* _Task details_: Show every line below where "time" can be found.

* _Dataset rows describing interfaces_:

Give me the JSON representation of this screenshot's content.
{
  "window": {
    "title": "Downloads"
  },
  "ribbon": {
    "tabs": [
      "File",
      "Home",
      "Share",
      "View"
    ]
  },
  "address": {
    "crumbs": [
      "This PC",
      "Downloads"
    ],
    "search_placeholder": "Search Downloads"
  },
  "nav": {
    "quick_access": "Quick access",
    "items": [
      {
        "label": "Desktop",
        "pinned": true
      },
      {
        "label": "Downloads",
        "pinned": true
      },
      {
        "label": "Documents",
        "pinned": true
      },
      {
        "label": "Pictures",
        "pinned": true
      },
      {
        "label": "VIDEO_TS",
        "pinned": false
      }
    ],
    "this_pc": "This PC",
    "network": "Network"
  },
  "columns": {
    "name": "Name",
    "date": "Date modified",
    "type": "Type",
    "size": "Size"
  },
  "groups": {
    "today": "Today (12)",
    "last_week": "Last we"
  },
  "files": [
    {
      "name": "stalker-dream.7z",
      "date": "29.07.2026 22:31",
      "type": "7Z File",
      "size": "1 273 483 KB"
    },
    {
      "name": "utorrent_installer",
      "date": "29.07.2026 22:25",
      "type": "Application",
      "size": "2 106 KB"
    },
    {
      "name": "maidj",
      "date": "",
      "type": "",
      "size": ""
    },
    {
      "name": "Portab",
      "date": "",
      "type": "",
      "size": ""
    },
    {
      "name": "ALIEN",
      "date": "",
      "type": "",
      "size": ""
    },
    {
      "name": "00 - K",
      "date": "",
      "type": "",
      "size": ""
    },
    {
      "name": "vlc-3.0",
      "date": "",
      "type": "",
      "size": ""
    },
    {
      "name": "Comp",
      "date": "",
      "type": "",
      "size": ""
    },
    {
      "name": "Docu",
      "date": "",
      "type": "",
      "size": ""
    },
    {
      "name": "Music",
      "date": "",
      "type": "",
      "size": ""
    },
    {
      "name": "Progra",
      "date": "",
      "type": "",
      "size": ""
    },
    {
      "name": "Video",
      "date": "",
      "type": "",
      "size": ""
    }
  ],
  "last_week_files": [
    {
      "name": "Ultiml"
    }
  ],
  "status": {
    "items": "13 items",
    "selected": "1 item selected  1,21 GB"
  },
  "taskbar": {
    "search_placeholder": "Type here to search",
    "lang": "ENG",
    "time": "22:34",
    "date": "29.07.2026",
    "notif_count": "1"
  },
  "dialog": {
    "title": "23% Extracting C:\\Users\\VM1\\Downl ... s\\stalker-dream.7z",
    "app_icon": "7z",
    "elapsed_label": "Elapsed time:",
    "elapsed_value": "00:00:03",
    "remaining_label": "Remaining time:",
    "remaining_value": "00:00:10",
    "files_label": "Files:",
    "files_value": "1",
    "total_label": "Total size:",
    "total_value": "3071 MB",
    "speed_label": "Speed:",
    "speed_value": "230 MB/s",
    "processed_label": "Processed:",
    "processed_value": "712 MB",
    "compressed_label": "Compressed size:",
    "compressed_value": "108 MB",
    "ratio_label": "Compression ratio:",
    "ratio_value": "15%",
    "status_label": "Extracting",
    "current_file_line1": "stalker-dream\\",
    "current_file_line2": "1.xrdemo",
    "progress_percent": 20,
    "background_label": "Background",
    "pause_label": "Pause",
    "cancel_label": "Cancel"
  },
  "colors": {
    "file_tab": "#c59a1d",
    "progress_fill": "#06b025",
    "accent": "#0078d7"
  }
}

* _Exercise result_:
    "time": "22:34",
    "elapsed_label": "Elapsed time:",
    "remaining_label": "Remaining time:",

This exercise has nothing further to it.